Homework Helper
Note that 1-(i+1)=-i instead of 2-i.

ehild

Note that 1-(i+1)=-i instead of 2-i.

ehild

Ugghhh how embarrassing.. sorry, stupid error. I'll fix that up in the morning.. how about the second lot of calculations though? I'm pretty sure I got the basic arithmetic right on them.. still the answer is wrong.
Thanks

Ok, I've fixed my atrocious basic level maths from last night and got the correct answer.. I'm honestly not sure how I made such a terrible mistake but I did.. sorry if I wasted anyone's time.

My question remains however, is there only one general solution to a problem? For example using the eigenvalue i + 1 gives me the general solution as per the back of the book, however using the eigenvalue -i + 1 gives me an answer close to the one at the back but not quite.

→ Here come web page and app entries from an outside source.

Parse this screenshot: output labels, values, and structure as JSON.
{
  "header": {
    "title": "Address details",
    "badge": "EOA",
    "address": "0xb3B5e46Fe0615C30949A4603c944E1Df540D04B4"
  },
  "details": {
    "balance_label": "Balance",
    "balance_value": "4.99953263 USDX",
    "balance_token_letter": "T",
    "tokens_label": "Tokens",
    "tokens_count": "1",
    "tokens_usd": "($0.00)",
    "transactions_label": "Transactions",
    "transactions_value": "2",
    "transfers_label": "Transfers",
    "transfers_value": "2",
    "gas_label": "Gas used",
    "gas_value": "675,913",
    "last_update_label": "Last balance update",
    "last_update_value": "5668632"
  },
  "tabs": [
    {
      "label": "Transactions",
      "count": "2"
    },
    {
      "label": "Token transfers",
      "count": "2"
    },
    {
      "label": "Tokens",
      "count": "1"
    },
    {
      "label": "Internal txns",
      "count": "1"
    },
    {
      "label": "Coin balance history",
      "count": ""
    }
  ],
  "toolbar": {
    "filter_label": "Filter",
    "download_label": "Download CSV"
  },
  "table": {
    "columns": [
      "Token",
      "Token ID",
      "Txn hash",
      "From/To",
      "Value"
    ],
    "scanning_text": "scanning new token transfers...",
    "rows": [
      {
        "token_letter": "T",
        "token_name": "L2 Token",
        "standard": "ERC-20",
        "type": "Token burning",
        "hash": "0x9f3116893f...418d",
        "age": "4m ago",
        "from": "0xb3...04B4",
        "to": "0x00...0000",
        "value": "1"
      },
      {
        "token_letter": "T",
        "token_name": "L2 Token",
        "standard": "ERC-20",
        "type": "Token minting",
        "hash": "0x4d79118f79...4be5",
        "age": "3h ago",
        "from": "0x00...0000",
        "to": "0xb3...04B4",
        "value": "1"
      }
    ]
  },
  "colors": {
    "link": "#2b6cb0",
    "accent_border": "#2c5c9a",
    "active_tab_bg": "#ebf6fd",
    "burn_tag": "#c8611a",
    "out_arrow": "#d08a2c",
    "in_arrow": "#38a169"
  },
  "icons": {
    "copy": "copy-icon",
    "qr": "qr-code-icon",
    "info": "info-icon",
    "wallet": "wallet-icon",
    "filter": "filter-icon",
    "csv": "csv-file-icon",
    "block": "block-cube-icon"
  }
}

When calculating a general solution are we supposed to only use the eigenvalue where 'i' is positive??